UK Finance has urged the general public to be vigilant of ‘romance scams’ targeting consumers in the build-up to Valentine’s Day, this Sunday 14 February.
The financial services trade body cites new data which revealed a 20% increase in ‘romance scams’ perpetrated by fraudulent bank transfers between January-to-November 2020.
Last year, the average loss per victim was reported to be around £7,800, as criminals fetched a combined £18.5 million from the scams.
UK Finance warned the public that scams were not simply related to bank transfers, as victims had been duped by buying fraudsters gift cards and vouchers or presents such as phones and laptops, and providing them with access to their bank account or card.
Police cyber-crime unit, Action Fraud has recorded a rise in reports made by members of the public who have fallen victim to ‘romance fraud’, with total reported losses equating to over £68 million.
“Last year, we sadly saw criminals exploit the coronavirus pandemic as a means to commit fraud, and romance fraud was no exception.” said Pauline Smith, Head of Action Fraud.
“The national lockdowns, and other restrictions on our social lives, implemented because of the coronavirus outbreak, have meant more people have been seeking companionship online and this has undoubtedly affected the number of reports we have seen.”
Romance scams involve victims being manipulated into sending money to criminals who go to great lengths to gain their trust and convince them that they are in a genuine relationship.
Criminals most often target victims on dating apps and platforms, a further growing concern as the Online Dating Association (ODA) estimates that over 2.3 million Brits used dating apps during the first lockdown.
Katy Worobec, Director of Economic Crime at UK Finance, said: “Romance scams can leave customers out of love and out of pocket, but there are steps people can take to keep themselves or their family and friends safe – both on and offline. People can help their loved ones spot the signs of a scam, particularly as romance scammers can be very convincing by forming an emotional attachment with their victims.”
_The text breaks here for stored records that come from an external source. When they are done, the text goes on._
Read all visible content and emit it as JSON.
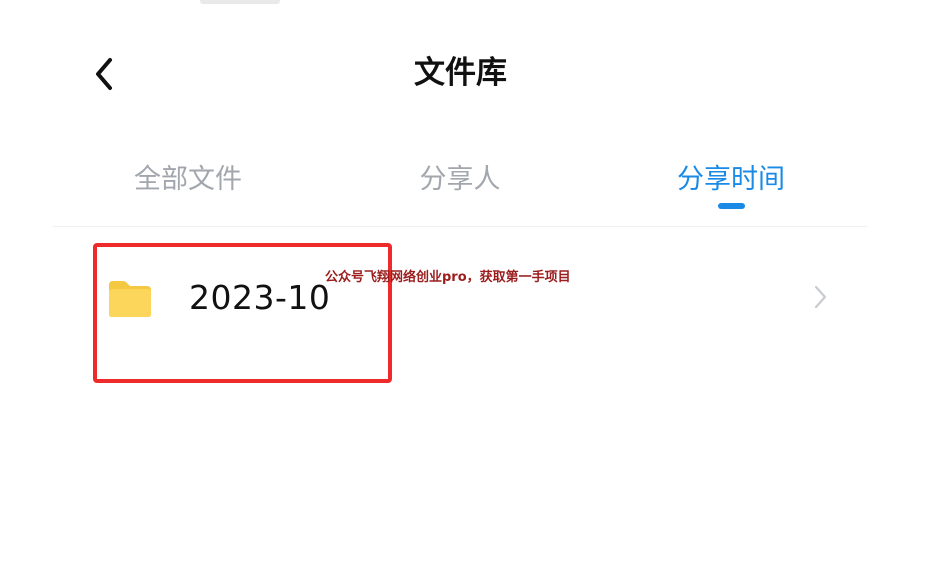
{
  "header": {
    "title": "文件库",
    "back_icon": "chevron-left-icon"
  },
  "tabs": [
    {
      "label": "全部文件",
      "active": false
    },
    {
      "label": "分享人",
      "active": false
    },
    {
      "label": "分享时间",
      "active": true
    }
  ],
  "colors": {
    "accent": "#1a8ae6",
    "inactive_tab": "#a2a6ad",
    "folder": "#fcd65a",
    "annotation": "#ee2a2a",
    "watermark": "#9b1d1d"
  },
  "folders": [
    {
      "name": "2023-10",
      "icon": "folder-icon",
      "trailing_icon": "chevron-right-icon"
    }
  ],
  "overlay": {
    "watermark": "公众号飞翔网络创业pro，获取第一手项目"
  }
}
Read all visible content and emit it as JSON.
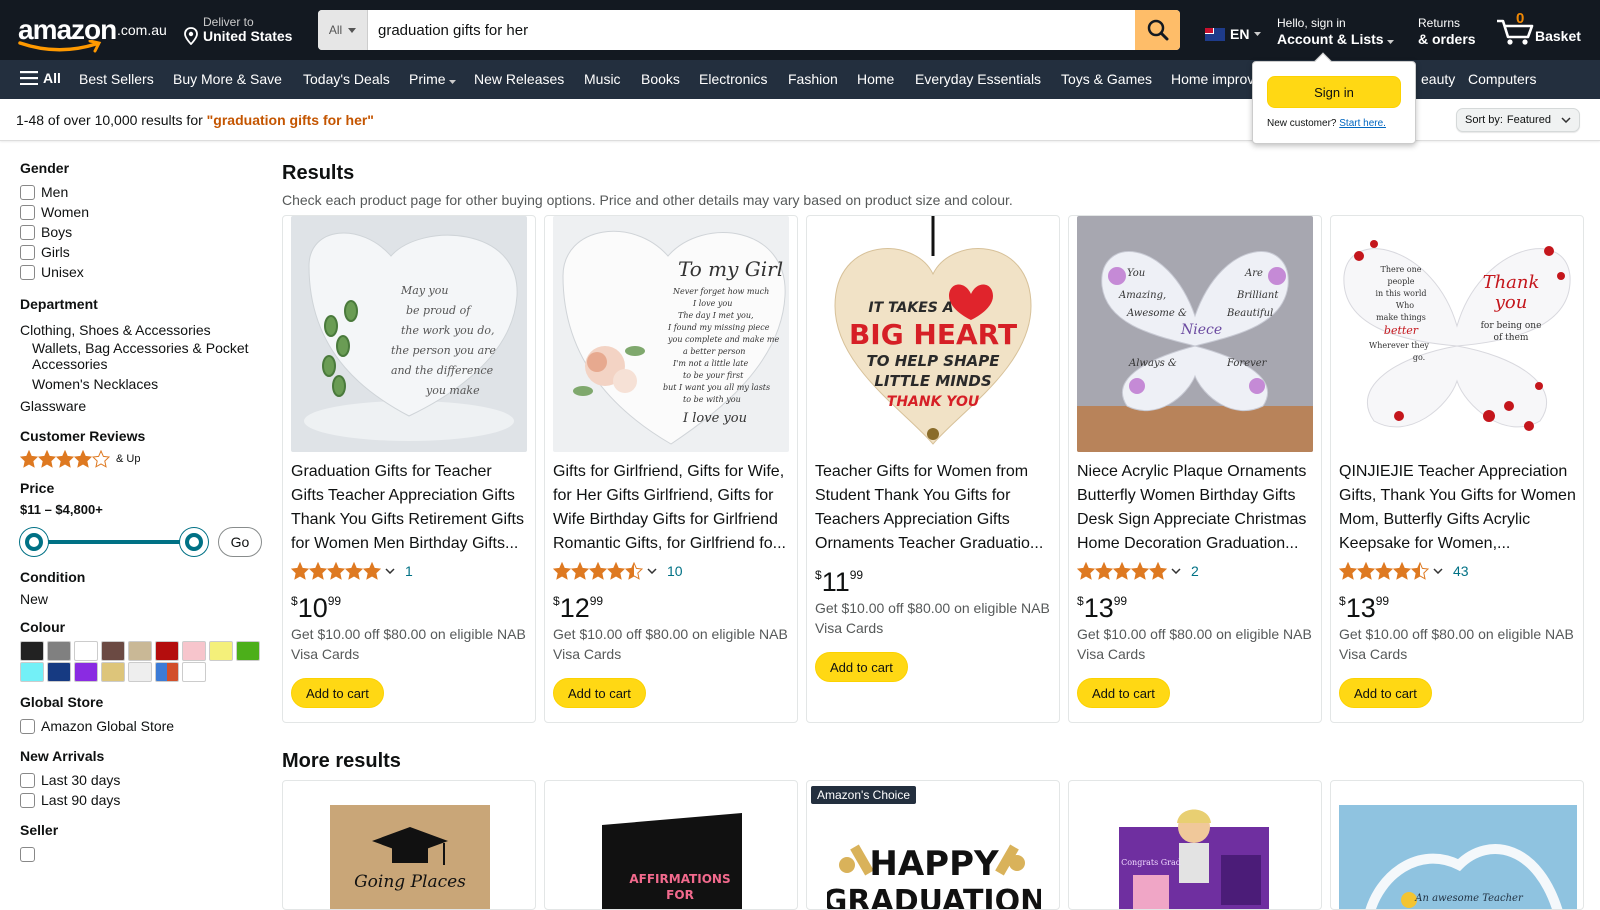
{
  "header": {
    "logo_word": "amazon",
    "logo_tld": ".com.au",
    "deliver_line1": "Deliver to",
    "deliver_line2": "United States",
    "search_category": "All",
    "search_value": "graduation gifts for her",
    "language": "EN",
    "account_line1": "Hello, sign in",
    "account_line2": "Account & Lists",
    "returns_line1": "Returns",
    "returns_line2": "& orders",
    "basket_count": "0",
    "basket_label": "Basket"
  },
  "nav": {
    "all_label": "All",
    "items": [
      "Best Sellers",
      "Buy More & Save",
      "Today's Deals",
      "Prime",
      "New Releases",
      "Music",
      "Books",
      "Electronics",
      "Fashion",
      "Home",
      "Everyday Essentials",
      "Toys & Games",
      "Home improv",
      "eauty",
      "Computers"
    ]
  },
  "results_bar": {
    "prefix": "1-48 of over 10,000 results for ",
    "query": "\"graduation gifts for her\"",
    "sort_label": "Sort by:",
    "sort_value": "Featured"
  },
  "signin_popup": {
    "button": "Sign in",
    "new_customer": "New customer?",
    "start_here": "Start here."
  },
  "sidebar": {
    "gender_title": "Gender",
    "gender": [
      "Men",
      "Women",
      "Boys",
      "Girls",
      "Unisex"
    ],
    "department_title": "Department",
    "departments": [
      "Clothing, Shoes & Accessories",
      "Wallets, Bag Accessories & Pocket Accessories",
      "Women's Necklaces",
      "Glassware"
    ],
    "reviews_title": "Customer Reviews",
    "reviews_up": "& Up",
    "reviews_stars": 4,
    "price_title": "Price",
    "price_range": "$11 – $4,800+",
    "price_go": "Go",
    "condition_title": "Condition",
    "condition_value": "New",
    "colour_title": "Colour",
    "colours": [
      "#222222",
      "#808080",
      "#ffffff",
      "#6b4a43",
      "#c9b896",
      "#b40d0d",
      "#f7c5cc",
      "#f4f07a",
      "#4caf1a",
      "#73f0f7",
      "#163a82",
      "#8a2be2",
      "#ddc57a",
      "#eeeeee",
      "multi",
      "#ffffff"
    ],
    "global_title": "Global Store",
    "global_item": "Amazon Global Store",
    "arrivals_title": "New Arrivals",
    "arrivals": [
      "Last 30 days",
      "Last 90 days"
    ],
    "seller_title": "Seller"
  },
  "results": {
    "heading": "Results",
    "subheading": "Check each product page for other buying options. Price and other details may vary based on product size and colour.",
    "products": [
      {
        "title": "Graduation Gifts for Teacher Gifts Teacher Appreciation Gifts Thank You Gifts Retirement Gifts for Women Men Birthday Gifts...",
        "rating": 5.0,
        "count": "1",
        "currency": "$",
        "whole": "10",
        "fraction": "99",
        "promo": "Get $10.00 off $80.00 on eligible NAB Visa Cards",
        "cart": "Add to cart"
      },
      {
        "title": "Gifts for Girlfriend, Gifts for Wife, for Her Gifts Girlfriend, Gifts for Wife Birthday Gifts for Girlfriend Romantic Gifts, for Girlfriend fo...",
        "rating": 4.5,
        "count": "10",
        "currency": "$",
        "whole": "12",
        "fraction": "99",
        "promo": "Get $10.00 off $80.00 on eligible NAB Visa Cards",
        "cart": "Add to cart"
      },
      {
        "title": "Teacher Gifts for Women from Student Thank You Gifts for Teachers Appreciation Gifts Ornaments Teacher Graduatio...",
        "rating": null,
        "count": "",
        "currency": "$",
        "whole": "11",
        "fraction": "99",
        "promo": "Get $10.00 off $80.00 on eligible NAB Visa Cards",
        "cart": "Add to cart"
      },
      {
        "title": "Niece Acrylic Plaque Ornaments Butterfly Women Birthday Gifts Desk Sign Appreciate Christmas Home Decoration Graduation...",
        "rating": 5.0,
        "count": "2",
        "currency": "$",
        "whole": "13",
        "fraction": "99",
        "promo": "Get $10.00 off $80.00 on eligible NAB Visa Cards",
        "cart": "Add to cart"
      },
      {
        "title": "QINJIEJIE Teacher Appreciation Gifts, Thank You Gifts for Women Mom, Butterfly Gifts Acrylic Keepsake for Women,...",
        "rating": 4.5,
        "count": "43",
        "currency": "$",
        "whole": "13",
        "fraction": "99",
        "promo": "Get $10.00 off $80.00 on eligible NAB Visa Cards",
        "cart": "Add to cart"
      }
    ],
    "images": {
      "p1": {
        "lines": [
          "May you",
          "be proud of",
          "the work you do,",
          "the person you are",
          "and the difference",
          "you make"
        ]
      },
      "p2": {
        "lines": [
          "To my Girl",
          "Never forget how much",
          "I love you",
          "The day I met you,",
          "I found my missing piece",
          "you complete and make me",
          "a better person",
          "I'm not a little late",
          "to be your first",
          "but I want you all my lasts",
          "to be with you",
          "I love you"
        ]
      },
      "p3": {
        "lines": [
          "IT TAKES A",
          "BIG HEART",
          "TO HELP SHAPE",
          "LITTLE MINDS",
          "THANK YOU"
        ]
      },
      "p4": {
        "lines": [
          "You",
          "Are",
          "Amazing,",
          "Brilliant",
          "Awesome &",
          "Beautiful",
          "Niece",
          "Always &",
          "Forever"
        ]
      },
      "p5": {
        "lines": [
          "There one",
          "people",
          "in this world",
          "Who",
          "make things",
          "better",
          "Wherever they",
          "go.",
          "Thank",
          "you",
          "for being one",
          "of them"
        ]
      }
    }
  },
  "more_results": {
    "heading": "More results",
    "badge": "Amazon's Choice",
    "image_texts": [
      "Going Places",
      "AFFIRMATIONS",
      "FOR",
      "HAPPY",
      "GRADUATION",
      "Congrats Grad",
      "An awesome Teacher"
    ]
  }
}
“The banking and finance industry is working hard to protect customers from fraud, but everyone should remain vigilant to the risks of romance scams. If you suspect you’ve been the victim of a scam, please contact your bank as soon as possible.”